*** Opening of Excerpted records ***

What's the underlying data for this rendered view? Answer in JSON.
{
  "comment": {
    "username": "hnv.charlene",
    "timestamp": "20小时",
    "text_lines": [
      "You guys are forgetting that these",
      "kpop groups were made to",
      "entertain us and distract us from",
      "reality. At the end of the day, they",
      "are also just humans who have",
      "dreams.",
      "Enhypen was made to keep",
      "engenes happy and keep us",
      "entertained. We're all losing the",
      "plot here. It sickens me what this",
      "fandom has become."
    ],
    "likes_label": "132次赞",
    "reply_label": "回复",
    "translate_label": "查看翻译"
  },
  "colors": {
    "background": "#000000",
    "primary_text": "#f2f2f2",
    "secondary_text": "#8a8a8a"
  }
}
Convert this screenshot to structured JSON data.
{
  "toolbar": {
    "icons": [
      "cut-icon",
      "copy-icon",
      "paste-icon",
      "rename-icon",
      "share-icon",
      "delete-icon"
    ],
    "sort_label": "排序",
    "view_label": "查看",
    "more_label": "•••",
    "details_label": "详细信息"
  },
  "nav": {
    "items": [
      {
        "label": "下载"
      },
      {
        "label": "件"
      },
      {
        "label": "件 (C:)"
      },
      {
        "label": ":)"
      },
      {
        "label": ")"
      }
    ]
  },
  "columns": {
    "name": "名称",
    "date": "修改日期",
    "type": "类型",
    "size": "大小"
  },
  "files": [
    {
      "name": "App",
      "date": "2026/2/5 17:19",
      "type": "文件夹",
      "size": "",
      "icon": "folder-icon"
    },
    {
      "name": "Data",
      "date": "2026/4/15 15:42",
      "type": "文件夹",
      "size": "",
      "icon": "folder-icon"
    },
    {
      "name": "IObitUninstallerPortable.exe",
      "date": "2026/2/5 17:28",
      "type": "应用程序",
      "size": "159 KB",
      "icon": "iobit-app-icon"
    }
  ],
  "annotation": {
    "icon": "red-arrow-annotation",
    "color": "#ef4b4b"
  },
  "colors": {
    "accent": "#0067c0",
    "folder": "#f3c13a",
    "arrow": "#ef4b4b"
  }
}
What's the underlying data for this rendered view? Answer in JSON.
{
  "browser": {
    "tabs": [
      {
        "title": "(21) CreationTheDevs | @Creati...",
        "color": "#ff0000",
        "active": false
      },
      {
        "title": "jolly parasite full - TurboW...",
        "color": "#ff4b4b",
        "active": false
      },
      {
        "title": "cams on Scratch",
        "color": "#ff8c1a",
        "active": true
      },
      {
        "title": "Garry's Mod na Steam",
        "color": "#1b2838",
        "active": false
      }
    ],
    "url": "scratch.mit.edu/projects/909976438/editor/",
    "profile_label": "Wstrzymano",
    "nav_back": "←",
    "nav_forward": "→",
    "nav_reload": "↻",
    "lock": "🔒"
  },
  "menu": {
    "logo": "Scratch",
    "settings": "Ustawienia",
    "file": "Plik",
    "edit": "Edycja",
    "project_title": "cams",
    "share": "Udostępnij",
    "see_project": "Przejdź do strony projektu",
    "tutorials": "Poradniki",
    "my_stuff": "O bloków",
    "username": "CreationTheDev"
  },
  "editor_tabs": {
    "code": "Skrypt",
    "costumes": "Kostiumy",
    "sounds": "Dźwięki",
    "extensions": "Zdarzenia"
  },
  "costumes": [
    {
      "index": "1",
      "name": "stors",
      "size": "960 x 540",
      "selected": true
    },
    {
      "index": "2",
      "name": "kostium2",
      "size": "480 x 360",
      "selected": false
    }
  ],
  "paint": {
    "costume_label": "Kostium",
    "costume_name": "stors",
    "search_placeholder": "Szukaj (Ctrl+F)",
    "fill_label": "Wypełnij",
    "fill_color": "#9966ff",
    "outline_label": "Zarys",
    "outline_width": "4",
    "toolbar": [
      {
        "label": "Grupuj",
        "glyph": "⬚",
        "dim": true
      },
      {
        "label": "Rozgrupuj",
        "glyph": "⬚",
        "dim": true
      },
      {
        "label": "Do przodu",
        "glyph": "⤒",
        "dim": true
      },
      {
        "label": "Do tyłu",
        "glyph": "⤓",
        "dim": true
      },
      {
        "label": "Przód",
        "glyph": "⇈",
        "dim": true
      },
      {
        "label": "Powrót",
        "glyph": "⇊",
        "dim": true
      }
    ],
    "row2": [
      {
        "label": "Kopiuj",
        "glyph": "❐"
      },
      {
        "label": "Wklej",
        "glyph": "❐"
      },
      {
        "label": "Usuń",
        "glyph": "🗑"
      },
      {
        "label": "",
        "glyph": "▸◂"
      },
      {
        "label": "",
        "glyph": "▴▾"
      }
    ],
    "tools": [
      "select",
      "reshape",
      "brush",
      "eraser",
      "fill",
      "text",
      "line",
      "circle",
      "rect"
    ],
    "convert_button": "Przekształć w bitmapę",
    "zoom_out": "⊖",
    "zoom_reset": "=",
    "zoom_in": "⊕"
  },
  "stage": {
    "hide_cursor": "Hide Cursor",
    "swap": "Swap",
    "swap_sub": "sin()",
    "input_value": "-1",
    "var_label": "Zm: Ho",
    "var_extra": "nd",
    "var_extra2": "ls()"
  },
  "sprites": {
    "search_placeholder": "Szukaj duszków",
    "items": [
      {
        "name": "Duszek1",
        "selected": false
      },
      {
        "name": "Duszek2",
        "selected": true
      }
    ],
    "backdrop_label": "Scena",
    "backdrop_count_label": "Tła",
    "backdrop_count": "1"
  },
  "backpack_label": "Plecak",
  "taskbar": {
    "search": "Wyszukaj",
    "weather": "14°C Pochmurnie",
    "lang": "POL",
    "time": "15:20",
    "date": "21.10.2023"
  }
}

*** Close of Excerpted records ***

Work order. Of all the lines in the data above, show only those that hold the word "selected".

Reply to the exercise.
      "selected": true
      "selected": false
        "selected": false
        "selected": true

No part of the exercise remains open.